It was also during this time that the tower became fully glazed, and corbelled battlements and machicolations (alternate holes in the stonework), where stones or burning objects could be thrown down onto attackers, were added, and the entrance was arched with a beautiful pedimented frame, with a tree carved in the recessed triangular space at its centre.

This doorway, framed by fluted Doric pilasters, led to a pend that in turn led to a door at the west end giving direct access to the late 17th century mansion house, which was built onto the side of the tower, facing south-west.

Formal access to the upper storeys was via a scale-and-plait stair which was built on the west side of the south wing.

The mansion house had distinctive crow stepped gables and turrets to the south-west with a walled protected entrance court complete with motte to the east.

It remained a family residence until November 1791 when Catherine Bruce died without issue. Her late husband Henry Bruce, a direct descendant of King Robert Bruce, had died 19 years previously.

The estate was bought by Lawrence Dundas, 1st Earl of Zetland (Shetland), but the tower and house were abandoned.

The mansion fell into disrepair and was eventually demolished with some of the stone reputedly being used in new buildings in the town itself.

In 1948, the parts of the eastern walls collapsed due to mine workings with further falls during the 1950s.

By 1966, there was serious concern that the tower would be lost; however, the Ministry of Works set to work and managed to save the medieval building. Damage to the foundations of the tower has caused the entire structure to lean at an angle towards the south.
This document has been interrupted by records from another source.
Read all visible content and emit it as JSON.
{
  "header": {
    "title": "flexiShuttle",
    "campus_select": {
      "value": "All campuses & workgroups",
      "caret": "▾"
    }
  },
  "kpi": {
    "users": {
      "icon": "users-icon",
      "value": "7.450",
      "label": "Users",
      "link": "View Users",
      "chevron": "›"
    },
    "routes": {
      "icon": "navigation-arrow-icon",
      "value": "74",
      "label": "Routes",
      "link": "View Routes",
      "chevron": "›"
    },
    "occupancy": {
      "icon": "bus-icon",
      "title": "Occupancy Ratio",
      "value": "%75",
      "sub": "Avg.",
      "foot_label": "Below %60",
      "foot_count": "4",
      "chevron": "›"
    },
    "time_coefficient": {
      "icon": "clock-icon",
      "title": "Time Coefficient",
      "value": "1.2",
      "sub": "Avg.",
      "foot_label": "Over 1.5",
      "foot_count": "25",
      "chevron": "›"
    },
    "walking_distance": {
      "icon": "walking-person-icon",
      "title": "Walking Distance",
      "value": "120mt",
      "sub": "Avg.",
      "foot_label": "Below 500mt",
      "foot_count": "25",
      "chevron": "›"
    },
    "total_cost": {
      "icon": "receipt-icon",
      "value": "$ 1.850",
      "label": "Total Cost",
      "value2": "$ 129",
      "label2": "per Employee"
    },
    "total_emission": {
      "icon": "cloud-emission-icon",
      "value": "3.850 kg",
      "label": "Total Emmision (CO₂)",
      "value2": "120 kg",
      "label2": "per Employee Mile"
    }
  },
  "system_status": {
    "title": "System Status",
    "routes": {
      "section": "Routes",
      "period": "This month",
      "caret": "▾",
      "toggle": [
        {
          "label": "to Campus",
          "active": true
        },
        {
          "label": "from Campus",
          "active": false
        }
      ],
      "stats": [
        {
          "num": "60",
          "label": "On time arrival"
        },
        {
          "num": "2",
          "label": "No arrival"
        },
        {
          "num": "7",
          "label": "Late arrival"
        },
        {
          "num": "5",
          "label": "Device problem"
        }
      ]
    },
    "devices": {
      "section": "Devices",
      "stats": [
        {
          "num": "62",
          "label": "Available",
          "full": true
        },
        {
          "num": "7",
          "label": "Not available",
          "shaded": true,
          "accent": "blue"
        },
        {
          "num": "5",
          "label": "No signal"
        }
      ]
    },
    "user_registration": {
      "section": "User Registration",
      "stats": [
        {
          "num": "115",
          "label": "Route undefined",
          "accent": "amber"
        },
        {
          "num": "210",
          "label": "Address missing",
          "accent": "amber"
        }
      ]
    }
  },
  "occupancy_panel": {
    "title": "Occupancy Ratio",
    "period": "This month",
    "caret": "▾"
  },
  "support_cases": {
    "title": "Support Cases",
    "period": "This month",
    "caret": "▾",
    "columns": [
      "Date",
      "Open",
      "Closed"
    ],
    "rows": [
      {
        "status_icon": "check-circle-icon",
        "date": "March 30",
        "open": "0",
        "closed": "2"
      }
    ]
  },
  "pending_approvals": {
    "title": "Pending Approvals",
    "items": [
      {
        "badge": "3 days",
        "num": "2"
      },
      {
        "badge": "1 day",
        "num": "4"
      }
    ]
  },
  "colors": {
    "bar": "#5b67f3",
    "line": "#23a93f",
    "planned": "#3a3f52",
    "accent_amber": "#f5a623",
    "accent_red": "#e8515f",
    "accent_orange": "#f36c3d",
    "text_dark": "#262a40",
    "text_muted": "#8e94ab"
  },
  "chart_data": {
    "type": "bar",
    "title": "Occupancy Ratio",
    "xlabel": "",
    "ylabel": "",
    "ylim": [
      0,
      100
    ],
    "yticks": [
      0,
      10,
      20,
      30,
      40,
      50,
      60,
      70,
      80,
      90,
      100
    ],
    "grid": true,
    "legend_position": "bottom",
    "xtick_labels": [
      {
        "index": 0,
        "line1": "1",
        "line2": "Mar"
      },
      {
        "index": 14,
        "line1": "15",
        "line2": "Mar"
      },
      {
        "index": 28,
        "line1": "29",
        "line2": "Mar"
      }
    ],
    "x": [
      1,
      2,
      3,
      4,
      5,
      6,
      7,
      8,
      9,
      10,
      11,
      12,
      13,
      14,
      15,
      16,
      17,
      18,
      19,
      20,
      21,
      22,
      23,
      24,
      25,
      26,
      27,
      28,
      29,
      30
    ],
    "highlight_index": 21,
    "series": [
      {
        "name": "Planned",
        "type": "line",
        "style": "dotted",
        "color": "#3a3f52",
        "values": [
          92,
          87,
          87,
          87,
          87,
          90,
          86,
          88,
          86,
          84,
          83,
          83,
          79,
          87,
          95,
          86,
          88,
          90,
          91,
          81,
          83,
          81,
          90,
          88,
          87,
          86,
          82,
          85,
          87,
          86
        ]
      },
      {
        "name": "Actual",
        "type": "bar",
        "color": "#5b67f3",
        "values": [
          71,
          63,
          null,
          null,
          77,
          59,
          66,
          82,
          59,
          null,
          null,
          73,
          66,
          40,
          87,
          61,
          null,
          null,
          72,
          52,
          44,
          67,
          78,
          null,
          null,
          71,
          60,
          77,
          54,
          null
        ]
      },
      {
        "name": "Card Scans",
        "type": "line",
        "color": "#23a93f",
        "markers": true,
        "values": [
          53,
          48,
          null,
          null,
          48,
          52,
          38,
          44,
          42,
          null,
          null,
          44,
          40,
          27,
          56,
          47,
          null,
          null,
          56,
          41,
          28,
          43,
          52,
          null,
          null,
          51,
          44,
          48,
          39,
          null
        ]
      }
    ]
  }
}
Remains of the outer walls of the mansion house, a terraced garden, and an ancient bowling green can still be traced.

In 1954 the tower was handed over to what is now known as Historic Environment Scotland and is only open to the public on rare occasions, although this will hopefully change in the near future.

The tower can be seen for miles and has commanding views over the surrounding countryside.

It was category A listed on June 9, 1960, with the tower we see today being the one largely built by the Bruce family.